That internal dialogue of mine can be cruel and critical, making me proficient at self-sabotage. I’m quite the high-achiever in that regard. I have such a negative perception of myself that every time I am faced with challenges or a setback, I am quick to accept defeat.

Ironically, I am fast to point out to others the importance of being kind to yourself and owning and valuing your truth. It’s high time I heed my own advice.

Copyright © 2019, KN J Tales and Snippets. All rights reserved.

https://knj.home.blog/privacy-policy/

 

ON A SHORT BREAK

Hello everyone, I’ve been offline for a bit and might be for a little longer.

I’ve been through some difficult situations of late. Last week I experienced a panic attack for the second time this year. Most likely COVID triggered. It felt like an elephant was sitting on my chest and I couldn’t catch a breath. I hyperventilated as a result and got the shakes and dizziness. It wasn’t a great experience.
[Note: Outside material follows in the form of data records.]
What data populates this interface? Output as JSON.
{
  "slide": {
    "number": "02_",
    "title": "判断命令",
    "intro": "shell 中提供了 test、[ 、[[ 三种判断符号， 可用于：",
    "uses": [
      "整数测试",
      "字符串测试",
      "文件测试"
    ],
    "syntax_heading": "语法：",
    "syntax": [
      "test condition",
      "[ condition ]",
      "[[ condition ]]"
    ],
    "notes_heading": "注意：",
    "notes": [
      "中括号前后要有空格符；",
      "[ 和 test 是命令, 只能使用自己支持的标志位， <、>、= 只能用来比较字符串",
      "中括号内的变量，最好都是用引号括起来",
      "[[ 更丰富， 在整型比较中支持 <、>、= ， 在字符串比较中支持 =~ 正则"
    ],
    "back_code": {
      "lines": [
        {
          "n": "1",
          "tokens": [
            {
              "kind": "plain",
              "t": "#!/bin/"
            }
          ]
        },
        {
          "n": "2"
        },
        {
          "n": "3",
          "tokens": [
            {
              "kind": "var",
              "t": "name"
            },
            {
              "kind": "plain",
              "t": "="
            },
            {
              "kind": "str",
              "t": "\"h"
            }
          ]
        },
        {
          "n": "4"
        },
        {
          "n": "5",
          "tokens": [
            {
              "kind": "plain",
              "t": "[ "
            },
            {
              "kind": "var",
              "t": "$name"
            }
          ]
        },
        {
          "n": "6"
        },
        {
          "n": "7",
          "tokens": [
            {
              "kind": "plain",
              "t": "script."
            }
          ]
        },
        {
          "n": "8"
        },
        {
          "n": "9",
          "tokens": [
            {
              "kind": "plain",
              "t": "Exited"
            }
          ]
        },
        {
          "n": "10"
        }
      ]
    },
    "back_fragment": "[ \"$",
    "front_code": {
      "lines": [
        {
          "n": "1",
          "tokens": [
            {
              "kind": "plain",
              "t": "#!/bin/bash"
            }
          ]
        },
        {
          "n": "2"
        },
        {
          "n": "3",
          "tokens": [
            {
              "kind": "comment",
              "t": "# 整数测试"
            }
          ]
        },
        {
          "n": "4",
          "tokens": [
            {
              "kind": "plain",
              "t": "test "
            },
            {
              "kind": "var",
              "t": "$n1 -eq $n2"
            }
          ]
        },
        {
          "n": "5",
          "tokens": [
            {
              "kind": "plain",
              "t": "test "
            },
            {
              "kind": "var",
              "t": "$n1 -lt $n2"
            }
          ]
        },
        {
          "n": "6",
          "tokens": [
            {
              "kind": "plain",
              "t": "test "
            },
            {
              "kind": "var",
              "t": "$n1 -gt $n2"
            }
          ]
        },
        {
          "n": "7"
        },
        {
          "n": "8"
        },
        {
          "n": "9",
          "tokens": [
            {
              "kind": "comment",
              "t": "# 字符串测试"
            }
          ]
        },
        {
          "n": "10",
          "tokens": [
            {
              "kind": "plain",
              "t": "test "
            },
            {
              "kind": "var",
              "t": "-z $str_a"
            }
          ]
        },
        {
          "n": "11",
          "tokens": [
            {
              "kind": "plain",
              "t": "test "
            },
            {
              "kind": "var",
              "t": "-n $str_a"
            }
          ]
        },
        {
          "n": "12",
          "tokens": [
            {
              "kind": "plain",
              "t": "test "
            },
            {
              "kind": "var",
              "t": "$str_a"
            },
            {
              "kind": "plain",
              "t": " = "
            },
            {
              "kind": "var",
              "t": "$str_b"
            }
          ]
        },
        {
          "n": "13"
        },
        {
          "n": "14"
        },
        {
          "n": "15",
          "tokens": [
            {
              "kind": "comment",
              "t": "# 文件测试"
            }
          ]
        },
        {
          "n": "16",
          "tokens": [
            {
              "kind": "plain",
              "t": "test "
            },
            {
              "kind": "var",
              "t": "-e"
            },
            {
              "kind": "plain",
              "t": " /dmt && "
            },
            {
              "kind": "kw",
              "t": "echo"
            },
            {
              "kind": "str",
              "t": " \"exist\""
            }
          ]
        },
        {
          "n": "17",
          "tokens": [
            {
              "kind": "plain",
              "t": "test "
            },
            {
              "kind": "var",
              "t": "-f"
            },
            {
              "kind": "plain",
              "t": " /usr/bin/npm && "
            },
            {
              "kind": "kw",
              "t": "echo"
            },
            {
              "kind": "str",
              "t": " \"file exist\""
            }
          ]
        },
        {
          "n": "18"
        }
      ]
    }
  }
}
A few days, while my seven-year-old daughter and I were walking down a street, two burly men walking in the opposite direction loomed over me as they passed and racially abused me for being Asian. I had to explain to my distraught but angry daughter why random people would tell in my face “Take it home!” and what the phrase meant. I was shaken to my core from that experience.

On a positive note, my study units for the teaching course I’m doing is released today. So my learning as a mature aged student begins! Wish me luck folks cos I’ll need it!

I’ll be back soon with funny tales…

Keep safe everyone.